Young Adults Struggle After Leaving Foster Care: Study

A new study finds that young adults who grew up in foster care struggle to find jobs and stay out of trouble.

Researchers tracked 602 youths in Illinois, Iowa and Wisconsin who were required to leave foster care when they were 18 or 21 and found that only half of them were employed by their mid-20s, The New York Times reported.

The study also found that six in 10 men had been convicted of a crime and three in four women, many with children of their own, were receiving some form of public assistance. Only six in 100 of the former foster children had completed a college degree.

“We took them away from their parents on the assumption that we as a society would do a better job of raising them,” said study leader Mark Courtney, a sociologist at the University of Washington, the Times reported. “We’ve invested a lot money and time in their care, and by many measures they’re still doing very poorly.”

Each year in the United States, about 30,000 young adults are “aged out” of foster care. This long-term study is the largest to follow these people over many years.


EPA Proposes Adding 16 Chemicals to Toxics List

In the first expansion of the Toxics Release Inventory (TRI) in more than a decade, the U.S. Environmental Protection Agency is proposing adding 16 chemicals to the list.

The publicly available database contains information about toxic chemical releases and waste management activities reported each year by certain industries and federal facilities.

Based on a review of available studies, the EPA concluded that the 16 chemicals can cause cancer in humans. Public comment on the proposed inclusion of these 16 chemicals will be accepted for 60 days after the proposal appears in the Federal Register.

According to an EPA news release, four of the chemicals fall under the polycyclic aromatic compounds category. This category includes chemicals that are “persistent, bioaccumulative, toxic and are likely to remain in the environment for a very long time. These chemicals are not readily destroyed and may build up or accumulate in body tissue,” the news release said.

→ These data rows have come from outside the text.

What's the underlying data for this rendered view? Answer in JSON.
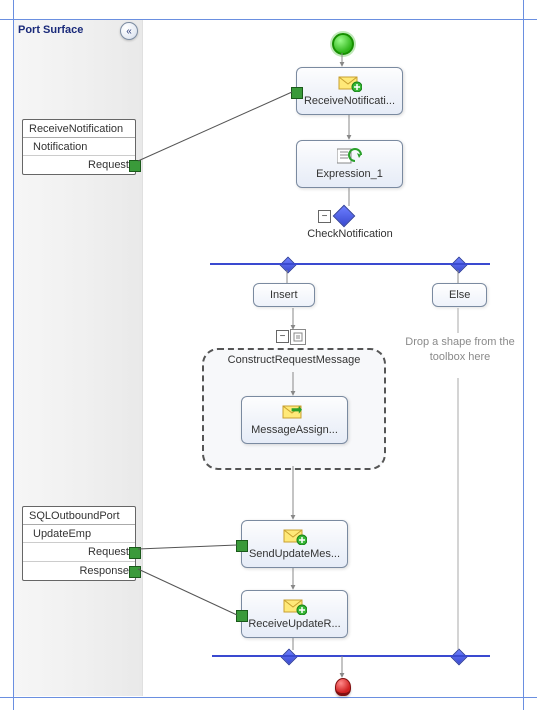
{
  "header": {
    "port_surface_label": "Port Surface",
    "collapse_glyph": "«"
  },
  "ports": {
    "receive_notification": {
      "title": "ReceiveNotification",
      "operation": "Notification",
      "message": "Request"
    },
    "sql_outbound": {
      "title": "SQLOutboundPort",
      "operation": "UpdateEmp",
      "request": "Request",
      "response": "Response"
    }
  },
  "shapes": {
    "receive_notification": "ReceiveNotificati...",
    "expression": "Expression_1",
    "check_notification": "CheckNotification",
    "branch_insert": "Insert",
    "branch_else": "Else",
    "construct_request": "ConstructRequestMessage",
    "message_assign": "MessageAssign...",
    "send_update": "SendUpdateMes...",
    "receive_update": "ReceiveUpdateR...",
    "drop_placeholder": "Drop a shape from the toolbox here"
  },
  "icons": {
    "envelope_plus": "envelope-plus-icon",
    "expression": "expression-icon",
    "envelope_arrow": "envelope-arrow-icon",
    "scope_doc": "scope-doc-icon"
  },
  "colors": {
    "guide_blue": "#6a8fe0",
    "port_green": "#3a9a3a",
    "decision_blue": "#3a4ad0"
  }
}
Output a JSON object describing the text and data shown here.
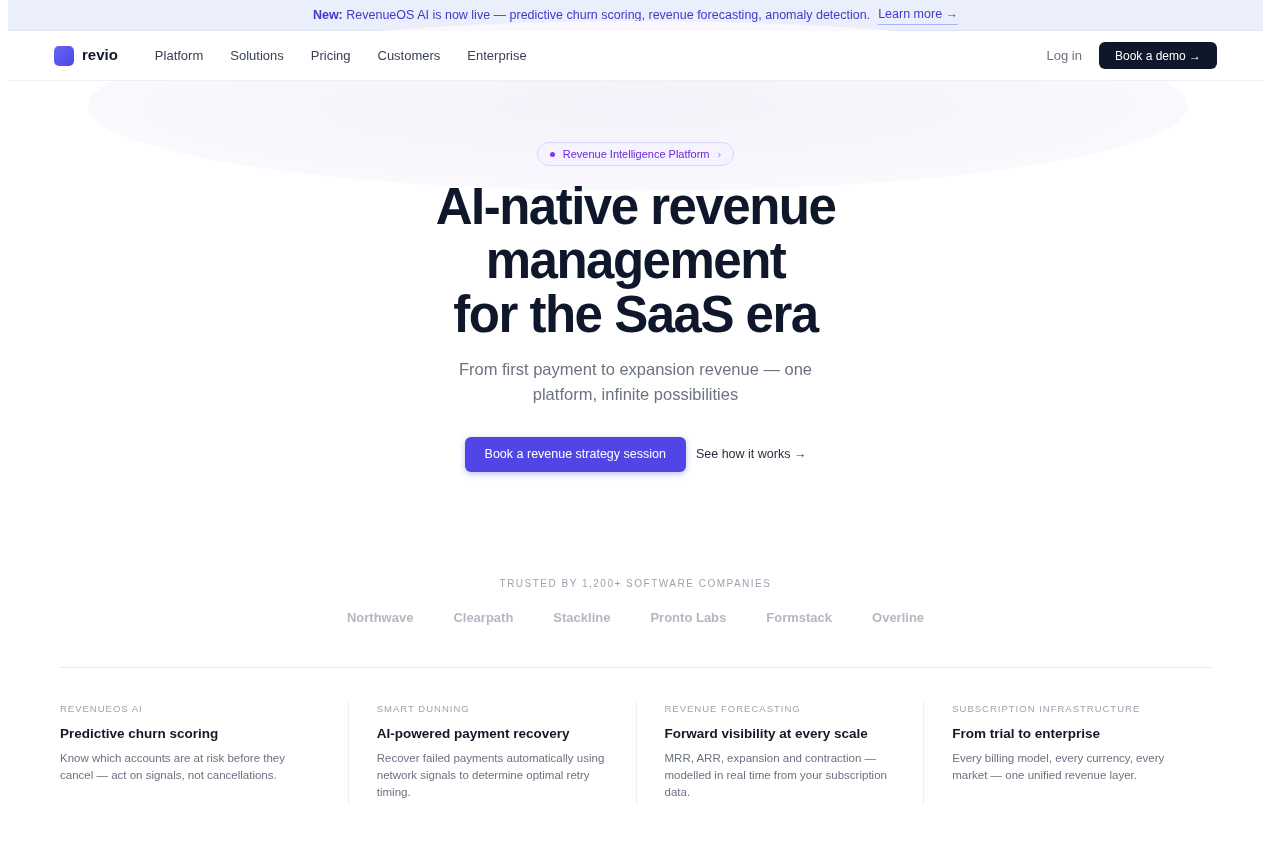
{
  "announcement": {
    "text": "**New:** RevenueOS AI is now live — predictive churn scoring, revenue forecasting, anomaly detection.",
    "link": "Learn more →"
  },
  "nav": {
    "brand": "revio",
    "links": [
      "Platform",
      "Solutions",
      "Pricing",
      "Customers",
      "Enterprise"
    ],
    "login": "Log in",
    "cta": "Book a demo →"
  },
  "hero": {
    "pill": "Revenue Intelligence Platform",
    "pill_chevron": "›",
    "title_lines": [
      "AI-native revenue",
      "management",
      "for the SaaS era"
    ],
    "subtitle": "From first payment to expansion revenue — one platform, infinite possibilities",
    "primary_button": "Book a revenue strategy session",
    "secondary_link": "See how it works →"
  },
  "trusted": {
    "heading": "TRUSTED BY 1,200+ SOFTWARE COMPANIES",
    "logos": [
      "Northwave",
      "Clearpath",
      "Stackline",
      "Pronto Labs",
      "Formstack",
      "Overline"
    ]
  },
  "features": [
    {
      "eyebrow": "REVENUEOS AI",
      "title": "Predictive churn scoring",
      "text": "Know which accounts are at risk before they cancel — act on signals, not cancellations."
    },
    {
      "eyebrow": "SMART DUNNING",
      "title": "AI-powered payment recovery",
      "text": "Recover failed payments automatically using network signals to determine optimal retry timing."
    },
    {
      "eyebrow": "REVENUE FORECASTING",
      "title": "Forward visibility at every scale",
      "text": "MRR, ARR, expansion and contraction — modelled in real time from your subscription data."
    },
    {
      "eyebrow": "SUBSCRIPTION INFRASTRUCTURE",
      "title": "From trial to enterprise",
      "text": "Every billing model, every currency, every market — one unified revenue layer."
    }
  ]
}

Currently, the TRI contains information on nearly 650 chemicals and chemical groups from about 22,000 industrial facilities across the country.